• Brief
Find each line of the material below in which the word "Gestión" occurs, and return it.

• Available records

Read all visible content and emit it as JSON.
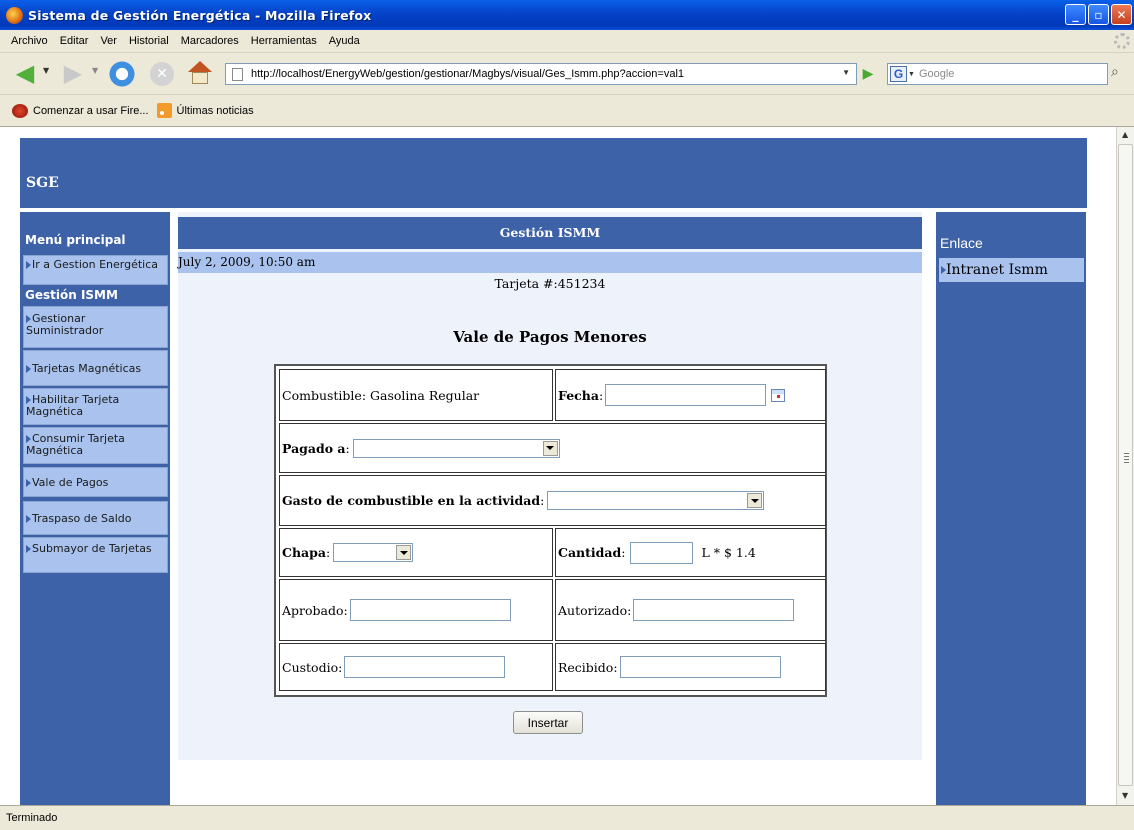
{
  "window": {
    "title": "Sistema de Gestión Energética - Mozilla Firefox",
    "controls": {
      "minimize": "_",
      "maximize": "▫",
      "close": "✕"
    }
  },
  "menubar": [
    "Archivo",
    "Editar",
    "Ver",
    "Historial",
    "Marcadores",
    "Herramientas",
    "Ayuda"
  ],
  "navigation": {
    "url": "http://localhost/EnergyWeb/gestion/gestionar/Magbys/visual/Ges_Ismm.php?accion=val1",
    "search_placeholder": "Google"
  },
  "bookmarks": [
    "Comenzar a usar Fire...",
    "Últimas noticias"
  ],
  "status": "Terminado",
  "page": {
    "brand": "SGE",
    "left_menu": {
      "title": "Menú principal",
      "top_item": "Ir a Gestion Energética",
      "section": "Gestión ISMM",
      "items": [
        "Gestionar Suministrador",
        "Tarjetas Magnéticas",
        "Habilitar Tarjeta Magnética",
        "Consumir Tarjeta Magnética",
        "Vale de Pagos",
        "Traspaso de Saldo",
        "Submayor de Tarjetas"
      ]
    },
    "main": {
      "header": "Gestión ISMM",
      "datetime": "July 2, 2009, 10:50 am",
      "card": "Tarjeta #:451234",
      "form_title": "Vale de Pagos Menores",
      "form": {
        "combustible": "Combustible: Gasolina Regular",
        "fecha_label": "Fecha",
        "fecha_value": "",
        "pagado_label": "Pagado a",
        "pagado_value": "",
        "gasto_label": "Gasto de combustible en la actividad",
        "gasto_value": "",
        "chapa_label": "Chapa",
        "chapa_value": "",
        "cantidad_label": "Cantidad",
        "cantidad_value": "",
        "cantidad_unit": "L * $ 1.4",
        "aprobado_label": "Aprobado:",
        "autorizado_label": "Autorizado:",
        "custodio_label": "Custodio:",
        "recibido_label": "Recibido:",
        "submit": "Insertar"
      }
    },
    "right_menu": {
      "title": "Enlace",
      "items": [
        "Intranet Ismm"
      ]
    }
  },
  "colors": {
    "nav_blue": "#3d62a8",
    "menu_light_blue": "#a9c3ee",
    "main_background": "#eef3fb"
  }
}
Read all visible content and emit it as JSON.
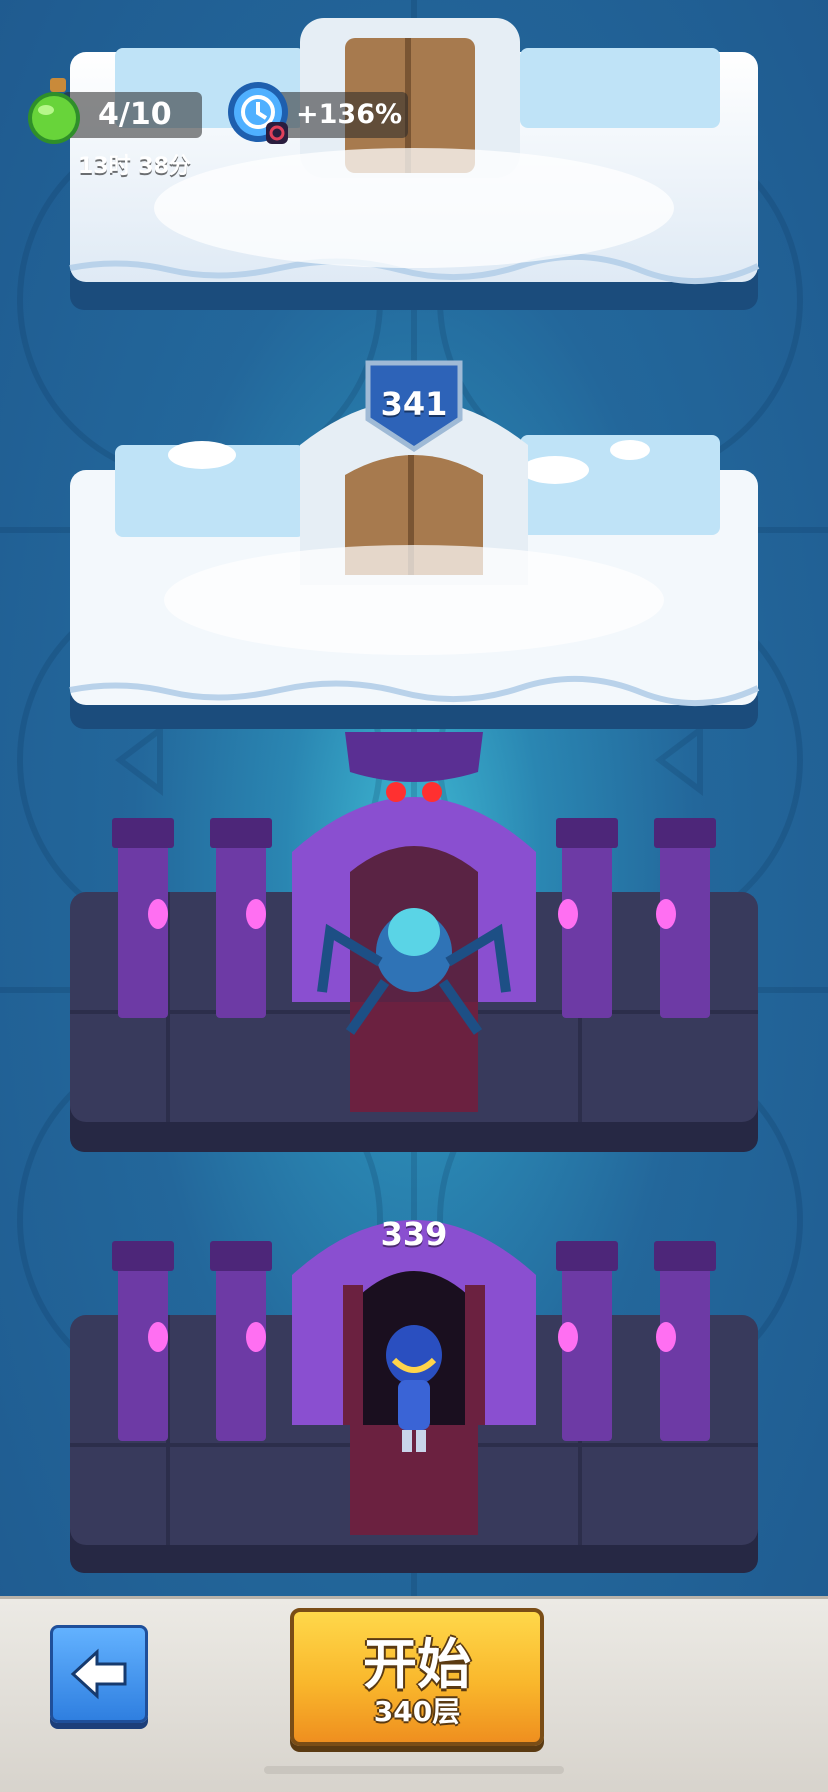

• Completed exercise
    "title": "Sistema de Gestión Energética - Mozilla Firefox",
      "section": "Gestión ISMM",
      "header": "Gestión ISMM",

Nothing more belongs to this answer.